Die Fledermaus

Reviewer's Rating

Die Fledermaus, one of the world’s most popular comic operetta’s, gets a wonderful revisionist make over under the direction of Christopher Alden and his team. Bringing in touches of Freudian farce, keeping the production moving at a fast pace, the story that they fashion is as follows: Herr Eisenstien (about to begin an 8 day prison sentence), his wife, Rosalinde, and her maid Adéle, all receive secret and separate invitations to attend a high-society party thrown by Prince Orlofsky. Dr Falke, a friend of Eisenstein, wishes to have revenge for a past prank – Eisenstein once publically humiliated him following a costume party at which Falke was dressed as a bat. Hence the name of the operetta, Die Fledermaus (The Bat) . All of the characters have their own hidden desires that allow them all to be used as parts of Falke’s plan.

The set, for the first act, centres on Rosalinde’s marital bed at one end of the stage, while a giant pocket watch swings over the other end. Rosalinde tosses and turns on the bed while Eun Sun Kim conducts the orchestra magnificently through the overture, at a well-chosen pace. Any remnants of ‘slushiness’ that can occasionally be brought into the opening waltzes are far removed from this production. Act I is usually set in Rosalinde’s public salon, but here all characters that enter get into, jump on, crawl under, sit on or walk around her bed. Alfred (Edgaras Montvidas) enters comically in a full Renaissance suit which he soon removes to reveal a pink corset, all the while lending his voice to the character description of ‘a hot-blooded tenor’.

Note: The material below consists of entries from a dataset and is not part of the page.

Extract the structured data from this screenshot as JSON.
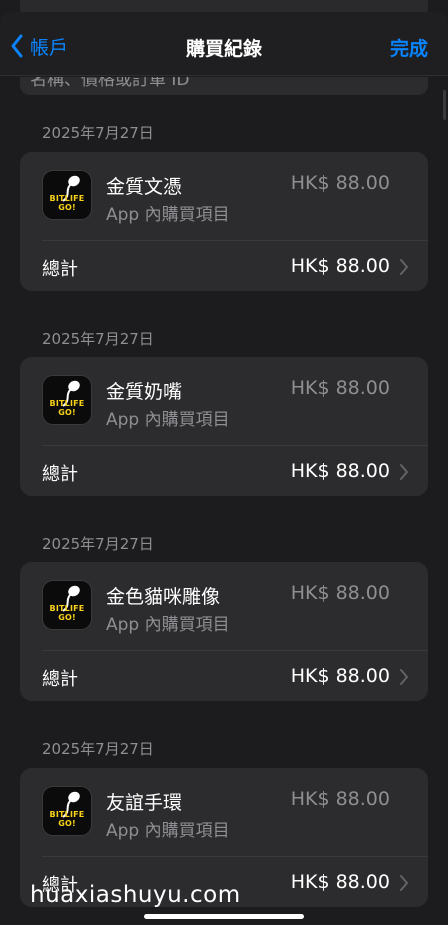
{
  "nav": {
    "back_label": "帳戶",
    "title": "購買紀錄",
    "done_label": "完成"
  },
  "search": {
    "placeholder": "名稱、價格或訂單 ID"
  },
  "purchases": [
    {
      "date": "2025年7月27日",
      "item_name": "金質文憑",
      "item_type": "App 內購買項目",
      "price": "HK$ 88.00",
      "total_label": "總計",
      "total": "HK$ 88.00",
      "app_icon_text": "BITLIFE GO!"
    },
    {
      "date": "2025年7月27日",
      "item_name": "金質奶嘴",
      "item_type": "App 內購買項目",
      "price": "HK$ 88.00",
      "total_label": "總計",
      "total": "HK$ 88.00",
      "app_icon_text": "BITLIFE GO!"
    },
    {
      "date": "2025年7月27日",
      "item_name": "金色貓咪雕像",
      "item_type": "App 內購買項目",
      "price": "HK$ 88.00",
      "total_label": "總計",
      "total": "HK$ 88.00",
      "app_icon_text": "BITLIFE GO!"
    },
    {
      "date": "2025年7月27日",
      "item_name": "友誼手環",
      "item_type": "App 內購買項目",
      "price": "HK$ 88.00",
      "total_label": "總計",
      "total": "HK$ 88.00",
      "app_icon_text": "BITLIFE GO!"
    }
  ],
  "watermark": "huaxiashuyu.com",
  "colors": {
    "accent": "#0a84ff",
    "background": "#1c1c1e",
    "card": "#2c2c2e",
    "secondary_text": "#8e8e93"
  }
}
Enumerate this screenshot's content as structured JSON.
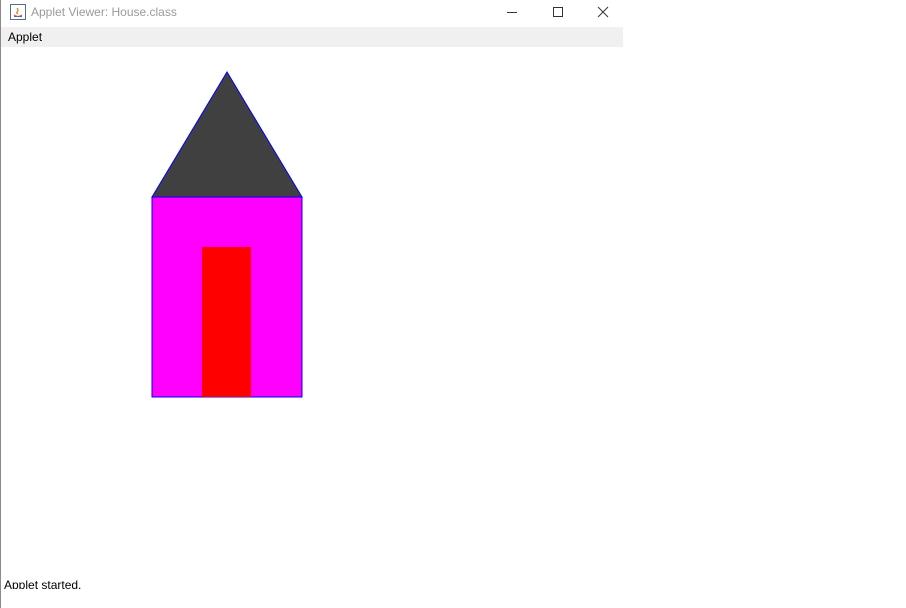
{
  "window": {
    "title": "Applet Viewer: House.class",
    "controls": {
      "minimize_icon": "minimize-icon",
      "maximize_icon": "maximize-icon",
      "close_icon": "close-icon"
    }
  },
  "menubar": {
    "items": [
      {
        "label": "Applet"
      }
    ]
  },
  "applet": {
    "drawing": {
      "roof": {
        "color": "#404040",
        "outline": "#0000ff"
      },
      "body": {
        "color": "#ff00ff",
        "outline": "#0000ff"
      },
      "door": {
        "color": "#ff0000"
      }
    }
  },
  "status": {
    "text": "Applet started."
  }
}
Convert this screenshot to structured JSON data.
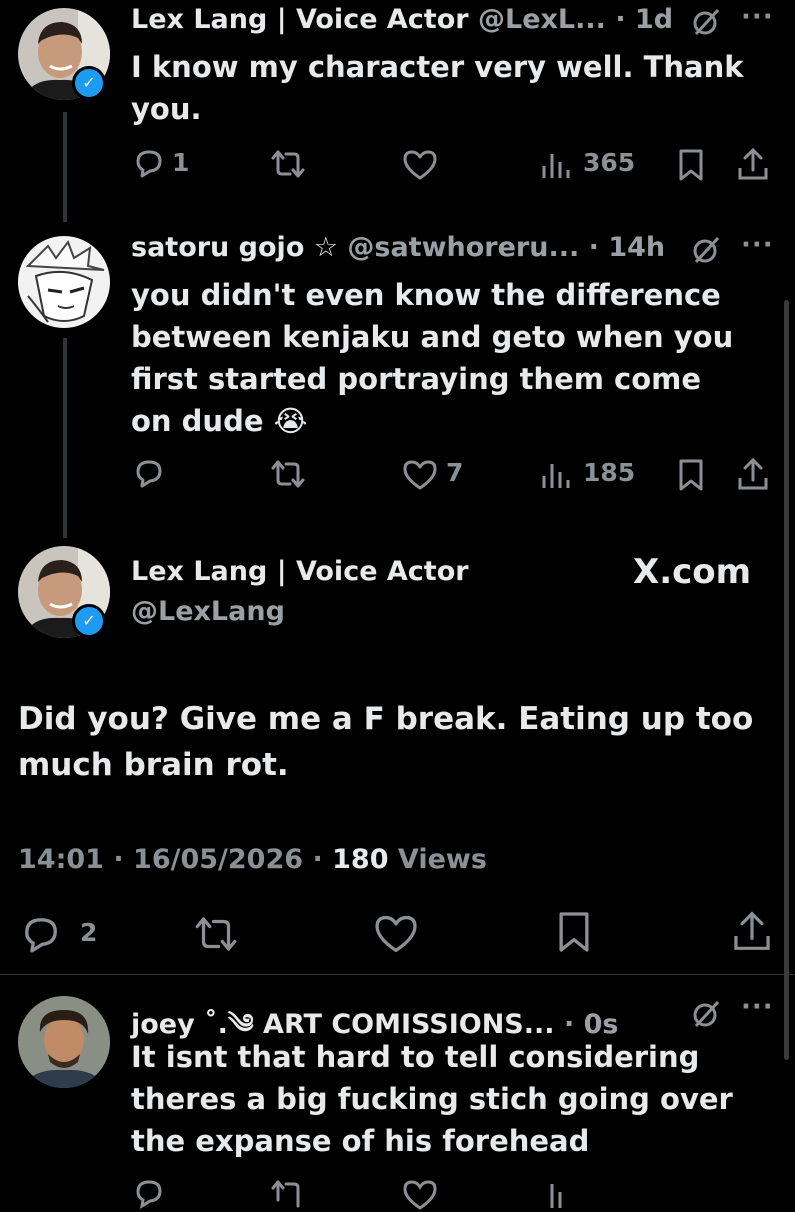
{
  "reply1": {
    "name": "Lex Lang | Voice Actor",
    "handle": "@LexL...",
    "time": "· 1d",
    "text": "I know my character very well. Thank you.",
    "replies": "1",
    "likes": "",
    "views": "365"
  },
  "reply2": {
    "name": "satoru gojo ☆",
    "handle": "@satwhoreru...",
    "time": "· 14h",
    "text": "you didn't even know the difference between kenjaku and geto when you first started portraying them come on dude 😭",
    "likes": "7",
    "views": "185"
  },
  "main": {
    "name": "Lex Lang | Voice Actor",
    "handle": "@LexLang",
    "brand": "X.com",
    "text": "Did you? Give me a F break. Eating up too much brain rot.",
    "time": "14:01",
    "date": "16/05/2026",
    "views_count": "180",
    "views_label": "Views",
    "replies": "2"
  },
  "reply3": {
    "name": "joey ˚.༄ ART COMISSIONS...",
    "time": "· 0s",
    "text": "It isnt that hard to tell considering theres a big fucking stich going over the expanse of his forehead"
  },
  "colors": {
    "bg": "#000000",
    "text": "#e7e9ea",
    "muted": "#8b9097",
    "verified": "#1d9bf0"
  },
  "icons": [
    "reply-icon",
    "retweet-icon",
    "like-icon",
    "views-icon",
    "bookmark-icon",
    "share-icon",
    "grok-icon",
    "more-icon",
    "verified-icon"
  ]
}
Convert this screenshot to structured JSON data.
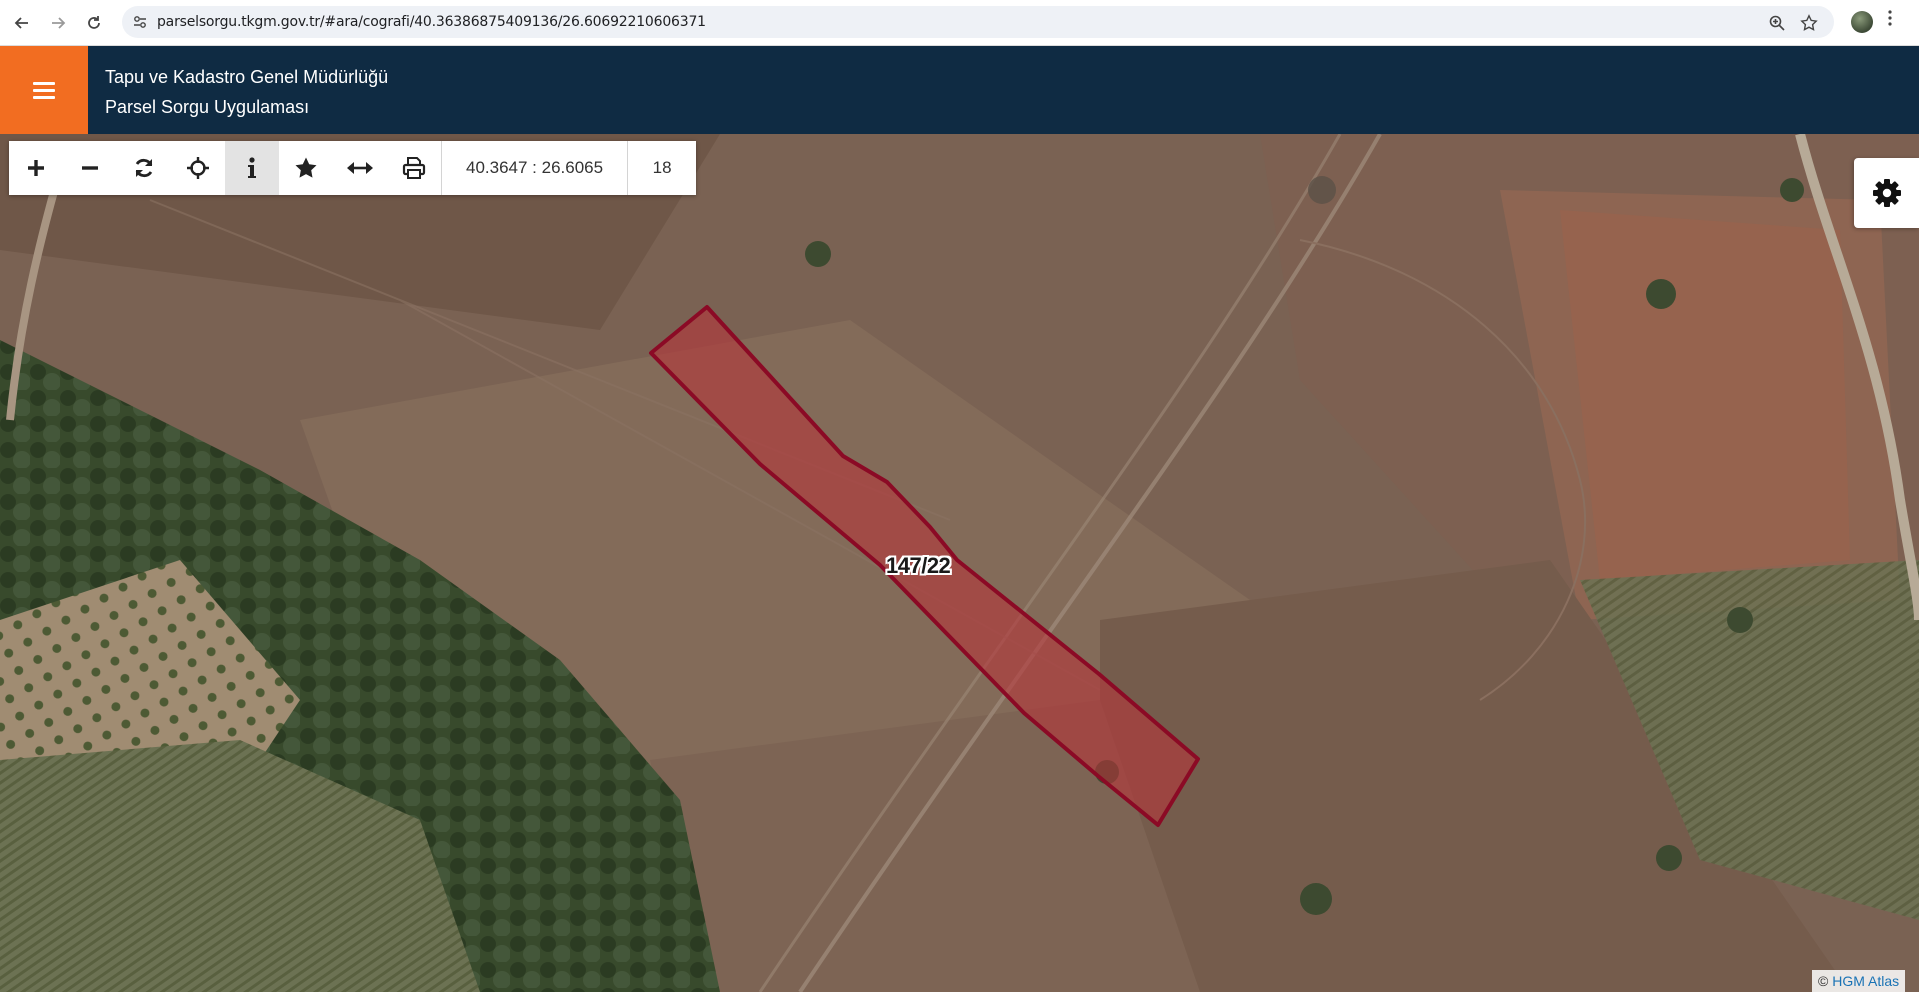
{
  "browser": {
    "url": "parselsorgu.tkgm.gov.tr/#ara/cografi/40.36386875409136/26.60692210606371"
  },
  "header": {
    "title_line1": "Tapu ve Kadastro Genel Müdürlüğü",
    "title_line2": "Parsel Sorgu Uygulaması",
    "accent_color": "#f26d21",
    "bar_color": "#0f2b43"
  },
  "toolbar": {
    "tools": [
      {
        "name": "zoom-in",
        "icon": "plus-icon"
      },
      {
        "name": "zoom-out",
        "icon": "minus-icon"
      },
      {
        "name": "refresh",
        "icon": "refresh-icon"
      },
      {
        "name": "locate",
        "icon": "crosshair-icon"
      },
      {
        "name": "info",
        "icon": "info-icon",
        "active": true
      },
      {
        "name": "favorites",
        "icon": "star-icon"
      },
      {
        "name": "measure",
        "icon": "arrows-horizontal-icon"
      },
      {
        "name": "print",
        "icon": "printer-icon"
      }
    ],
    "coordinates": "40.3647 : 26.6065",
    "zoom_level": "18"
  },
  "map": {
    "parcel_label": "147/22",
    "parcel_stroke": "#8b0a25",
    "parcel_fill": "#b5363b",
    "attribution_prefix": "©",
    "attribution_link": "HGM Atlas"
  }
}
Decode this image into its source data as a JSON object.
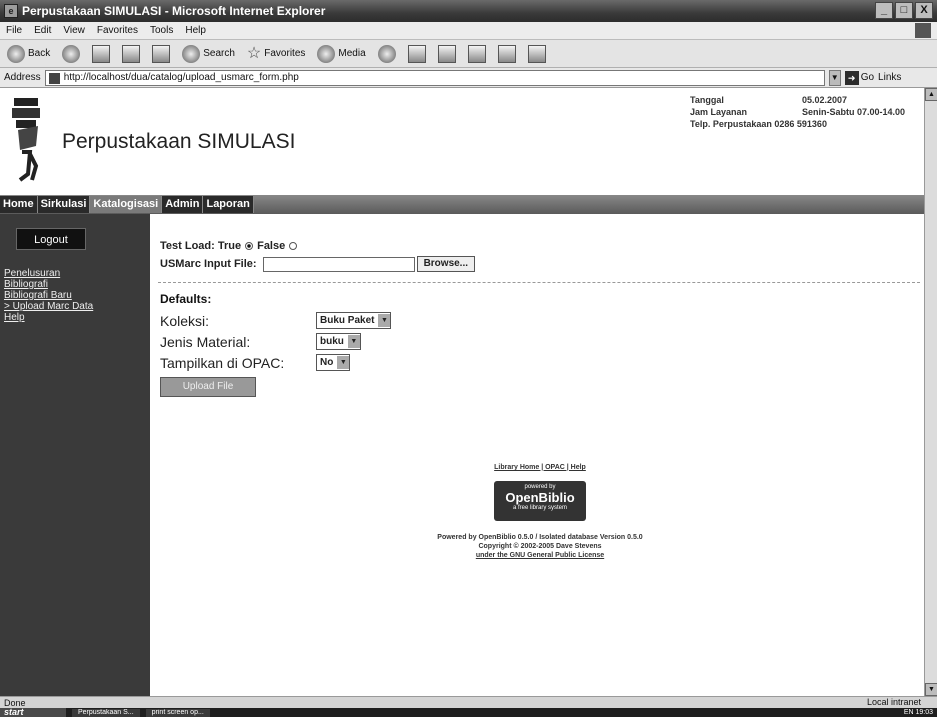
{
  "window": {
    "title": "Perpustakaan SIMULASI - Microsoft Internet Explorer",
    "buttons": [
      "_",
      "□",
      "X"
    ]
  },
  "menubar": [
    "File",
    "Edit",
    "View",
    "Favorites",
    "Tools",
    "Help"
  ],
  "toolbar": {
    "back": "Back",
    "search": "Search",
    "favorites": "Favorites",
    "media": "Media"
  },
  "address": {
    "label": "Address",
    "url": "http://localhost/dua/catalog/upload_usmarc_form.php",
    "go": "Go",
    "links": "Links"
  },
  "header": {
    "site_title": "Perpustakaan SIMULASI",
    "info": [
      {
        "k": "Tanggal",
        "v": "05.02.2007"
      },
      {
        "k": "Jam Layanan",
        "v": "Senin-Sabtu 07.00-14.00"
      },
      {
        "k": "Telp. Perpustakaan",
        "v": "0286 591360"
      }
    ]
  },
  "nav": [
    "Home",
    "Sirkulasi",
    "Katalogisasi",
    "Admin",
    "Laporan"
  ],
  "sidebar": {
    "logout": "Logout",
    "links": [
      "Penelusuran",
      "Bibliografi",
      "Bibliografi Baru",
      "> Upload Marc Data",
      "Help"
    ]
  },
  "form": {
    "test_load_label": "Test Load:",
    "true_label": "True",
    "false_label": "False",
    "usmarc_label": "USMarc Input File:",
    "browse": "Browse..."
  },
  "defaults": {
    "title": "Defaults:",
    "koleksi_label": "Koleksi:",
    "koleksi_value": "Buku Paket",
    "jenis_label": "Jenis Material:",
    "jenis_value": "buku",
    "opac_label": "Tampilkan di OPAC:",
    "opac_value": "No",
    "upload_button": "Upload File"
  },
  "footer": {
    "links": "Library Home | OPAC | Help",
    "badge_powered": "powered by",
    "badge_brand": "OpenBiblio",
    "badge_tag": "a free library system",
    "credit1": "Powered by OpenBiblio 0.5.0 / Isolated database Version 0.5.0",
    "credit2": "Copyright © 2002-2005 Dave Stevens",
    "credit3": "under the GNU General Public License"
  },
  "statusbar": {
    "left": "Done",
    "zone": "Local intranet"
  },
  "taskbar": {
    "start": "start",
    "tasks": [
      "Perpustakaan S...",
      "print screen op..."
    ],
    "tray": "EN  19:03"
  }
}
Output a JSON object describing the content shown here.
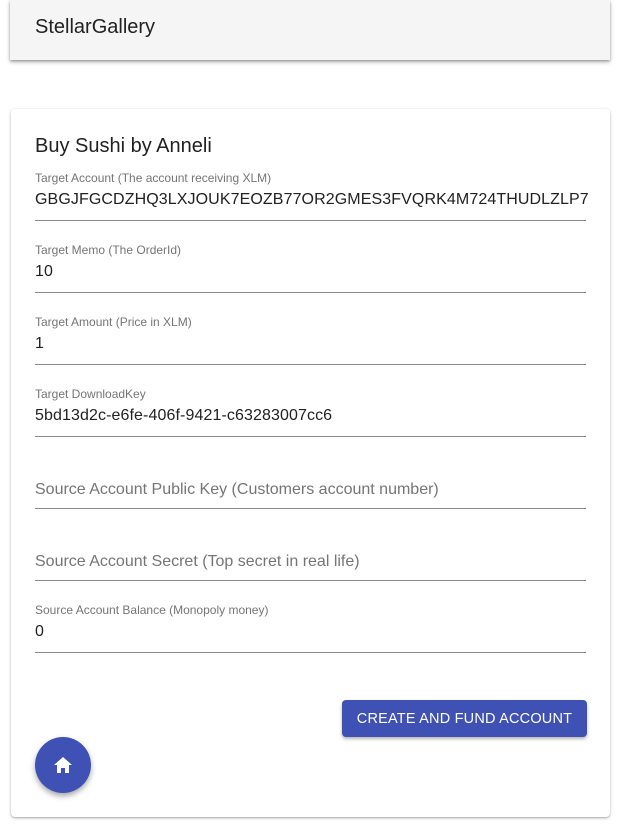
{
  "appbar": {
    "title": "StellarGallery"
  },
  "card": {
    "title": "Buy Sushi by Anneli"
  },
  "fields": [
    {
      "label": "Target Account (The account receiving XLM)",
      "value": "GBGJFGCDZHQ3LXJOUK7EOZB77OR2GMES3FVQRK4M724THUDLZLP7"
    },
    {
      "label": "Target Memo (The OrderId)",
      "value": "10"
    },
    {
      "label": "Target Amount (Price in XLM)",
      "value": "1"
    },
    {
      "label": "Target DownloadKey",
      "value": "5bd13d2c-e6fe-406f-9421-c63283007cc6"
    },
    {
      "placeholder": "Source Account Public Key (Customers account number)"
    },
    {
      "placeholder": "Source Account Secret (Top secret in real life)"
    },
    {
      "label": "Source Account Balance (Monopoly money)",
      "value": "0"
    }
  ],
  "actions": {
    "create_label": "CREATE AND FUND ACCOUNT"
  },
  "colors": {
    "primary": "#3f51b5"
  }
}
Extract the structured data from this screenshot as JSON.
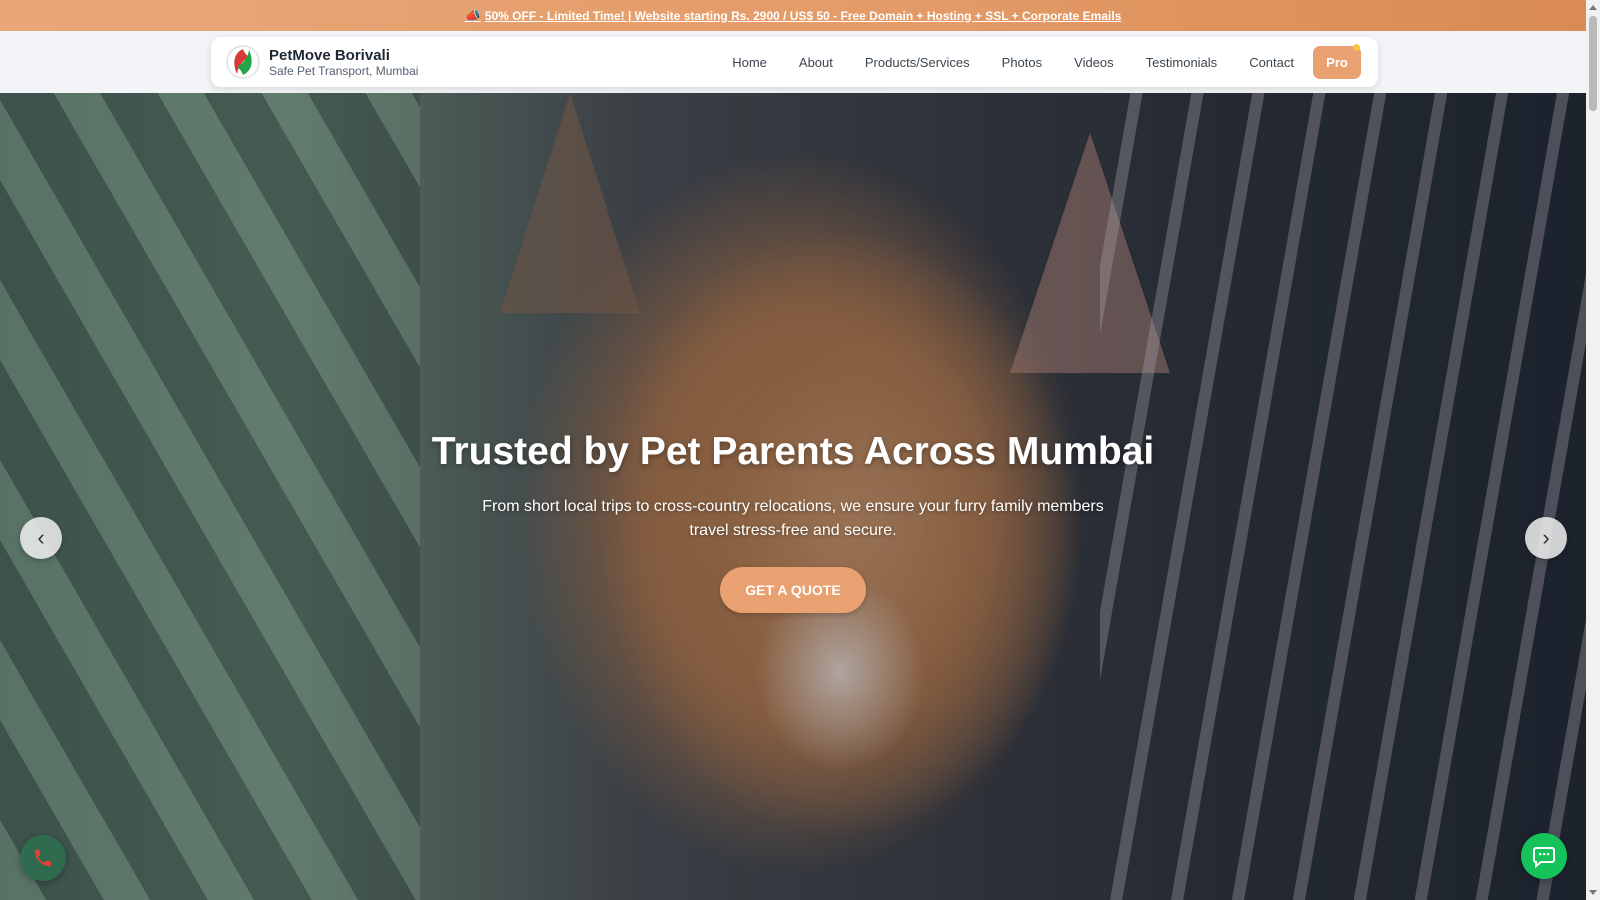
{
  "promo": {
    "icon": "megaphone-icon",
    "icon_glyph": "📣",
    "text": "50% OFF - Limited Time! | Website starting Rs. 2900 / US$ 50 - Free Domain + Hosting + SSL + Corporate Emails"
  },
  "brand": {
    "name": "PetMove Borivali",
    "tagline": "Safe Pet Transport, Mumbai",
    "logo_colors": [
      "#d83a3a",
      "#22a447"
    ]
  },
  "nav": {
    "items": [
      {
        "label": "Home"
      },
      {
        "label": "About"
      },
      {
        "label": "Products/Services"
      },
      {
        "label": "Photos"
      },
      {
        "label": "Videos"
      },
      {
        "label": "Testimonials"
      },
      {
        "label": "Contact"
      }
    ],
    "pro_label": "Pro"
  },
  "hero": {
    "title": "Trusted by Pet Parents Across Mumbai",
    "subtitle": "From short local trips to cross-country relocations, we ensure your furry family members travel stress-free and secure.",
    "cta_label": "GET A QUOTE",
    "prev_glyph": "‹",
    "next_glyph": "›"
  },
  "floating": {
    "call_icon": "phone-icon",
    "chat_icon": "chat-bubble-icon"
  },
  "colors": {
    "accent": "#e9a171",
    "promo_bar": "#e39a66",
    "chat_green": "#16c25a",
    "call_green": "#2e6b4f",
    "phone_red": "#e0413a"
  }
}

There is a fair bit of dialogue in the first Act, and throughout the operetta. On the whole it is fast paced and amusing, according to the translation used (by Stephen Lawless), with only very few moments when it seems to be a tad drawn out. The attraction, after all, is, and should be, the music.

Allen Moyer’s imaginative sets fully compliment this production and really draw the audience in. Through a crack that appears in the wall of the bedroom in Act I, we glimpse first the street and then, symbolically, the sexual fantasies of the principal characters play themselves out in front of the audience. This gives way to the setting for the second Act, which takes place in Prince Orlofsky’s ballroom, still with the bed present but also with a large moveable Hollywood-style staircase. The revellers are men wearing high heels and filly garters, women in clown, doll and insect fancy dress, while the chorus-girls weave in and out dressed as bats. Dr. Falke appears as the directorial force throughout the three acts and seems to be the only person with some degree of control over these ‘bat-girls’, donning bat wings himself for some parts of Act I, Act II and the entirety of Act III. Frank, the prison governor (Andrew Shore), appears in more and more outrageous drag as the operetta powers on forward.

The third Act takes way in a concrete walled Nazi-style prison, with all the revellers and main characters present. Act III came as a bit of a let-down. The prison guard doesn’t add much to the production, in my opinion, and instead just slows down the momentum that has been experienced up to this point.

Throughout the production, the acting and the music were of an extremely high quality. Some particularly notable moments and voices include the entrance of Edgaras Montvidas, while singing some Verdi with wonderful comedic timing, Jennifer Holloway as Prince Orlofsky was fantastic, her voice lending itself to the highs and the lows splendidly and Tom Randle doing a superb job as Herr Eisenstein. The large solos and high range required for the roles of Adéle and Rosalinde were more than met by the mesmerising voices of Rhian Lois and Julia Sporsén respectively. Eun Sun Kim did an incredible job conducting and making her ENO debut with this production.

This is a highly enjoyable production, perhaps a little suggestive in places for some younger audience members, but in the end just good fun. The overall message at the end seems to be that human eccentricities and misdemeanors can all be traced back to too much champagne.